BEGIN Data provided

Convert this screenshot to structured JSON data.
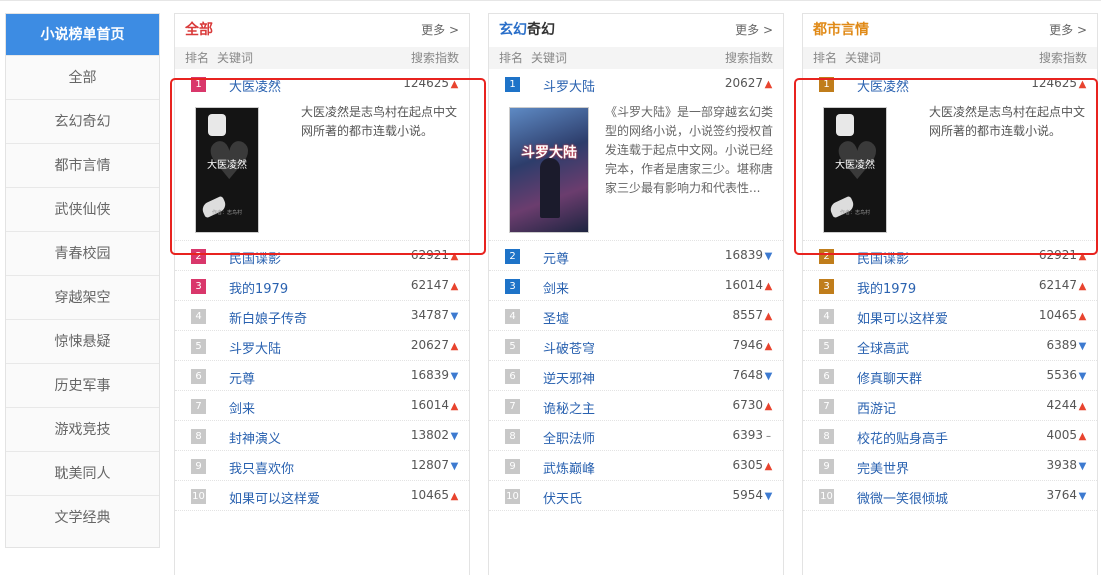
{
  "sidebar": {
    "items": [
      {
        "label": "小说榜单首页"
      },
      {
        "label": "全部"
      },
      {
        "label": "玄幻奇幻"
      },
      {
        "label": "都市言情"
      },
      {
        "label": "武侠仙侠"
      },
      {
        "label": "青春校园"
      },
      {
        "label": "穿越架空"
      },
      {
        "label": "惊悚悬疑"
      },
      {
        "label": "历史军事"
      },
      {
        "label": "游戏竞技"
      },
      {
        "label": "耽美同人"
      },
      {
        "label": "文学经典"
      }
    ]
  },
  "columns": {
    "rank": "排名",
    "keyword": "关键词",
    "index": "搜索指数"
  },
  "panels": [
    {
      "title": "全部",
      "more": "更多 >",
      "featured": {
        "rank": "1",
        "name": "大医凌然",
        "value": "124625",
        "trend": "up",
        "cover_title": "大医凌然",
        "cover_author": "作者：志鸟村",
        "desc": "大医凌然是志鸟村在起点中文网所著的都市连载小说。"
      },
      "rows": [
        {
          "rank": "2",
          "name": "民国谍影",
          "value": "62921",
          "trend": "up"
        },
        {
          "rank": "3",
          "name": "我的1979",
          "value": "62147",
          "trend": "up"
        },
        {
          "rank": "4",
          "name": "新白娘子传奇",
          "value": "34787",
          "trend": "down"
        },
        {
          "rank": "5",
          "name": "斗罗大陆",
          "value": "20627",
          "trend": "up"
        },
        {
          "rank": "6",
          "name": "元尊",
          "value": "16839",
          "trend": "down"
        },
        {
          "rank": "7",
          "name": "剑来",
          "value": "16014",
          "trend": "up"
        },
        {
          "rank": "8",
          "name": "封神演义",
          "value": "13802",
          "trend": "down"
        },
        {
          "rank": "9",
          "name": "我只喜欢你",
          "value": "12807",
          "trend": "down"
        },
        {
          "rank": "10",
          "name": "如果可以这样爱",
          "value": "10465",
          "trend": "up"
        }
      ]
    },
    {
      "title_a": "玄幻",
      "title_b": "奇幻",
      "more": "更多 >",
      "featured": {
        "rank": "1",
        "name": "斗罗大陆",
        "value": "20627",
        "trend": "up",
        "cover_title": "斗罗大陆",
        "desc": "《斗罗大陆》是一部穿越玄幻类型的网络小说，小说签约授权首发连载于起点中文网。小说已经完本，作者是唐家三少。堪称唐家三少最有影响力和代表性..."
      },
      "rows": [
        {
          "rank": "2",
          "name": "元尊",
          "value": "16839",
          "trend": "down"
        },
        {
          "rank": "3",
          "name": "剑来",
          "value": "16014",
          "trend": "up"
        },
        {
          "rank": "4",
          "name": "圣墟",
          "value": "8557",
          "trend": "up"
        },
        {
          "rank": "5",
          "name": "斗破苍穹",
          "value": "7946",
          "trend": "up"
        },
        {
          "rank": "6",
          "name": "逆天邪神",
          "value": "7648",
          "trend": "down"
        },
        {
          "rank": "7",
          "name": "诡秘之主",
          "value": "6730",
          "trend": "up"
        },
        {
          "rank": "8",
          "name": "全职法师",
          "value": "6393",
          "trend": "flat"
        },
        {
          "rank": "9",
          "name": "武炼巅峰",
          "value": "6305",
          "trend": "up"
        },
        {
          "rank": "10",
          "name": "伏天氏",
          "value": "5954",
          "trend": "down"
        }
      ]
    },
    {
      "title_a": "都市",
      "title_b": "言情",
      "more": "更多 >",
      "featured": {
        "rank": "1",
        "name": "大医凌然",
        "value": "124625",
        "trend": "up",
        "cover_title": "大医凌然",
        "cover_author": "作者：志鸟村",
        "desc": "大医凌然是志鸟村在起点中文网所著的都市连载小说。"
      },
      "rows": [
        {
          "rank": "2",
          "name": "民国谍影",
          "value": "62921",
          "trend": "up"
        },
        {
          "rank": "3",
          "name": "我的1979",
          "value": "62147",
          "trend": "up"
        },
        {
          "rank": "4",
          "name": "如果可以这样爱",
          "value": "10465",
          "trend": "up"
        },
        {
          "rank": "5",
          "name": "全球高武",
          "value": "6389",
          "trend": "down"
        },
        {
          "rank": "6",
          "name": "修真聊天群",
          "value": "5536",
          "trend": "down"
        },
        {
          "rank": "7",
          "name": "西游记",
          "value": "4244",
          "trend": "up"
        },
        {
          "rank": "8",
          "name": "校花的贴身高手",
          "value": "4005",
          "trend": "up"
        },
        {
          "rank": "9",
          "name": "完美世界",
          "value": "3938",
          "trend": "down"
        },
        {
          "rank": "10",
          "name": "微微一笑很倾城",
          "value": "3764",
          "trend": "down"
        }
      ]
    }
  ],
  "colors": {
    "accent": "#3d8ce3",
    "highlight_box": "#e8231f",
    "trend_up": "#e8442f",
    "trend_down": "#3d7ad0"
  }
}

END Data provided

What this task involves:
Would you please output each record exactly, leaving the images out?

Solved problem:
Convert this screenshot to structured JSON data.
{
  "sidebar": {
    "items": [
      {
        "label": "小说榜单首页"
      },
      {
        "label": "全部"
      },
      {
        "label": "玄幻奇幻"
      },
      {
        "label": "都市言情"
      },
      {
        "label": "武侠仙侠"
      },
      {
        "label": "青春校园"
      },
      {
        "label": "穿越架空"
      },
      {
        "label": "惊悚悬疑"
      },
      {
        "label": "历史军事"
      },
      {
        "label": "游戏竞技"
      },
      {
        "label": "耽美同人"
      },
      {
        "label": "文学经典"
      }
    ]
  },
  "columns": {
    "rank": "排名",
    "keyword": "关键词",
    "index": "搜索指数"
  },
  "panels": [
    {
      "title": "全部",
      "more": "更多 >",
      "featured": {
        "rank": "1",
        "name": "大医凌然",
        "value": "124625",
        "trend": "up",
        "cover_title": "大医凌然",
        "cover_author": "作者：志鸟村",
        "desc": "大医凌然是志鸟村在起点中文网所著的都市连载小说。"
      },
      "rows": [
        {
          "rank": "2",
          "name": "民国谍影",
          "value": "62921",
          "trend": "up"
        },
        {
          "rank": "3",
          "name": "我的1979",
          "value": "62147",
          "trend": "up"
        },
        {
          "rank": "4",
          "name": "新白娘子传奇",
          "value": "34787",
          "trend": "down"
        },
        {
          "rank": "5",
          "name": "斗罗大陆",
          "value": "20627",
          "trend": "up"
        },
        {
          "rank": "6",
          "name": "元尊",
          "value": "16839",
          "trend": "down"
        },
        {
          "rank": "7",
          "name": "剑来",
          "value": "16014",
          "trend": "up"
        },
        {
          "rank": "8",
          "name": "封神演义",
          "value": "13802",
          "trend": "down"
        },
        {
          "rank": "9",
          "name": "我只喜欢你",
          "value": "12807",
          "trend": "down"
        },
        {
          "rank": "10",
          "name": "如果可以这样爱",
          "value": "10465",
          "trend": "up"
        }
      ]
    },
    {
      "title_a": "玄幻",
      "title_b": "奇幻",
      "more": "更多 >",
      "featured": {
        "rank": "1",
        "name": "斗罗大陆",
        "value": "20627",
        "trend": "up",
        "cover_title": "斗罗大陆",
        "desc": "《斗罗大陆》是一部穿越玄幻类型的网络小说，小说签约授权首发连载于起点中文网。小说已经完本，作者是唐家三少。堪称唐家三少最有影响力和代表性..."
      },
      "rows": [
        {
          "rank": "2",
          "name": "元尊",
          "value": "16839",
          "trend": "down"
        },
        {
          "rank": "3",
          "name": "剑来",
          "value": "16014",
          "trend": "up"
        },
        {
          "rank": "4",
          "name": "圣墟",
          "value": "8557",
          "trend": "up"
        },
        {
          "rank": "5",
          "name": "斗破苍穹",
          "value": "7946",
          "trend": "up"
        },
        {
          "rank": "6",
          "name": "逆天邪神",
          "value": "7648",
          "trend": "down"
        },
        {
          "rank": "7",
          "name": "诡秘之主",
          "value": "6730",
          "trend": "up"
        },
        {
          "rank": "8",
          "name": "全职法师",
          "value": "6393",
          "trend": "flat"
        },
        {
          "rank": "9",
          "name": "武炼巅峰",
          "value": "6305",
          "trend": "up"
        },
        {
          "rank": "10",
          "name": "伏天氏",
          "value": "5954",
          "trend": "down"
        }
      ]
    },
    {
      "title_a": "都市",
      "title_b": "言情",
      "more": "更多 >",
      "featured": {
        "rank": "1",
        "name": "大医凌然",
        "value": "124625",
        "trend": "up",
        "cover_title": "大医凌然",
        "cover_author": "作者：志鸟村",
        "desc": "大医凌然是志鸟村在起点中文网所著的都市连载小说。"
      },
      "rows": [
        {
          "rank": "2",
          "name": "民国谍影",
          "value": "62921",
          "trend": "up"
        },
        {
          "rank": "3",
          "name": "我的1979",
          "value": "62147",
          "trend": "up"
        },
        {
          "rank": "4",
          "name": "如果可以这样爱",
          "value": "10465",
          "trend": "up"
        },
        {
          "rank": "5",
          "name": "全球高武",
          "value": "6389",
          "trend": "down"
        },
        {
          "rank": "6",
          "name": "修真聊天群",
          "value": "5536",
          "trend": "down"
        },
        {
          "rank": "7",
          "name": "西游记",
          "value": "4244",
          "trend": "up"
        },
        {
          "rank": "8",
          "name": "校花的贴身高手",
          "value": "4005",
          "trend": "up"
        },
        {
          "rank": "9",
          "name": "完美世界",
          "value": "3938",
          "trend": "down"
        },
        {
          "rank": "10",
          "name": "微微一笑很倾城",
          "value": "3764",
          "trend": "down"
        }
      ]
    }
  ],
  "colors": {
    "accent": "#3d8ce3",
    "highlight_box": "#e8231f",
    "trend_up": "#e8442f",
    "trend_down": "#3d7ad0"
  }
}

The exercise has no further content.